Post-Independence, the people in India have remained divided along regional, ethnic, religious and caste lines. The underlying, simmering divisions manifest in the creation of new states in recent years, with the likelihood of creation of a few more new states looming over the coming years. India myopically failed to introduce and implement one civil law for all her people and the policy of reservations, without a periodic review, has widened the divisions.

According to World Bank and other allied studies, her educational infrastructure needs a total revamp, despite the claims of achieving a literacy rate of around 70%. The term, ‘literacy’, does not mean having to pass any board examination. India does not have the confidence to participate in PISA (Programme for International Student Assessment). None of her institutes figures in the world’s top 100 universities!

On the political front, things look pathetic, with nearly one-third parliamentarians (around 185) having shameful criminal records against them! Exploitation of uneducated and ill-informed voters, coupled with unethical horse-trading between political parties, raises a big question on the efficacy and validity of her elections.

India may be shining for the upper 20%-30% of her population, who show it off through their lavish weddings, expensive holidays and private education for their children, along with a rich, materialistic lifestyle. The lower 70%-80% continue to slog; they are exploited by the politicians and by the people from the upper socio-economic stratum.

Much needs to be done to bring the country back to sustainable health. To begin with, can the country introduce a law for ALL her people to immediately control her population, which seems to be the root cause of most of her ills before it is too late? Will her politicians ever let that happen? Are Indians passively watching their country die slowly?

About the author’s books

Bill K Koul is an author, editor and engineering consultant. He was born in Kashmir, India. He currently resides in Perth, Western Australia. He has authored the following books:

Does India Need a Dictator? — to Rescue as Inking Nation (2018), which is a book about India’s sustainability and has been written with the intent of provoking a debate across the country. It should be of interest to policy-makers in India and all readers who are interested in political science and legislation, education, environment and sustainability of India.
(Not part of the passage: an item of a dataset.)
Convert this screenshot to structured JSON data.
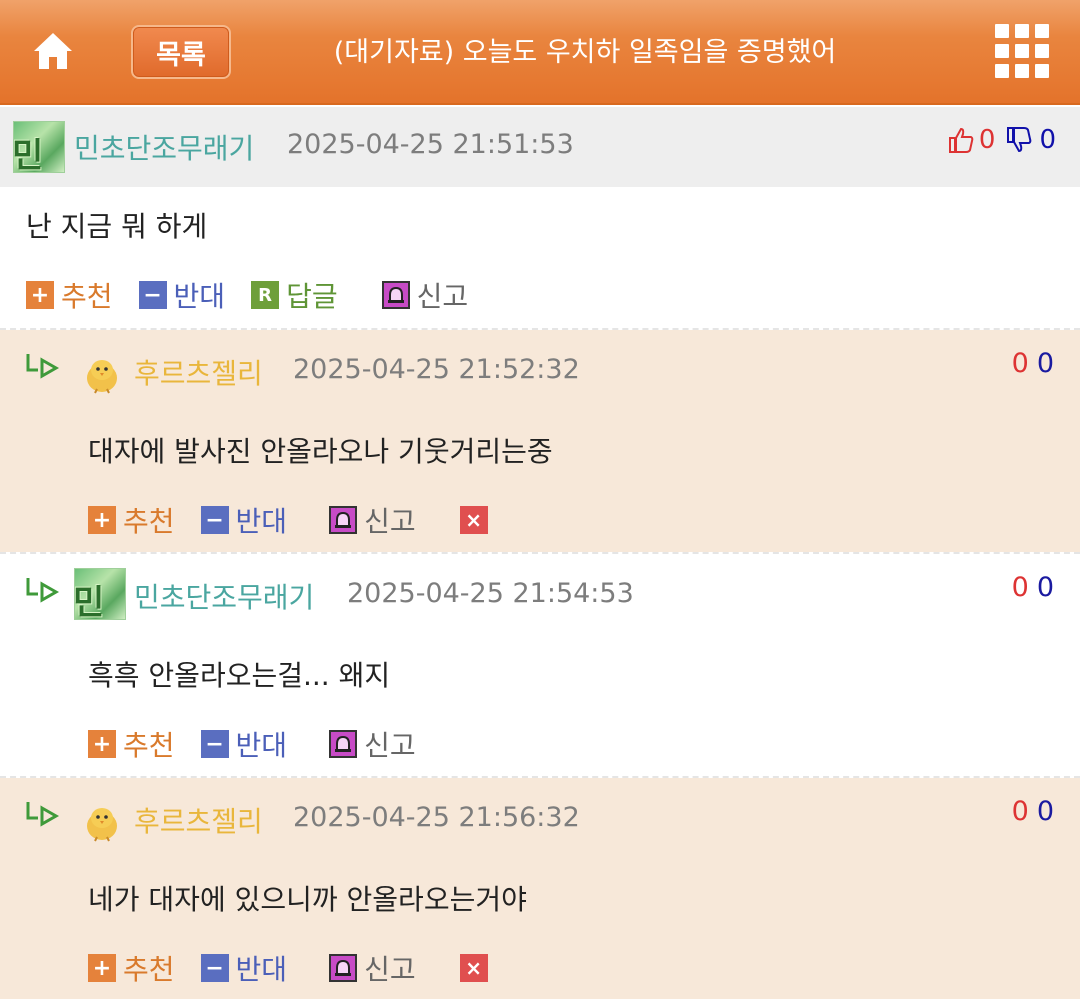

Issues White-Anting India (2017), which raises a number of serious social and political issues that seem to be constantly undermining India. It should be of interest to all Indians to introspect and do their bit to help the country.

My Life Does Not Have to Be Unhappy (2017), a book targeting youth anxiety/ depression/ suicide, supported by wisdom of various philosophers, medical professionals and so forth. It should be of interest to all grownups, especially the youth, to help promote good mental health in the country.

22 Years — A Kashmir Story (2017), a personal memoir. It provides a snapshot about how half a million indigenous Kashmiri Pandits had to suddenly leave their ancestral homeland in 1990 and become refugees in India due to a politico-religious uprising in Kashmir sponsored by a neighbouring country.

About the author

Bill is a current Fellow and Chartered Professional Engineer of Engineers Australia, an APEC Engineer and an Associate Fellow of the Australian Institute of Management. He has more than three decades of international work experience. His interests include philosophy, spirituality and nature and his hobbies include cricket and long-distance running.

Bill regularly publishes blogs on his website on varied topics — education, politics, philosophy of life, gender inequality, life and liveability and so forth — which are fed into his Facebook and Twitter pages.

One of Bill’s recent blogs, Global Pandits, briefly illustrates his story and those of half a million Pandits, including him and his family, who had to leave Kashmir in 1989-1990. It also reflects how he currently sees himself with respect to Australia, India and the rest of the world: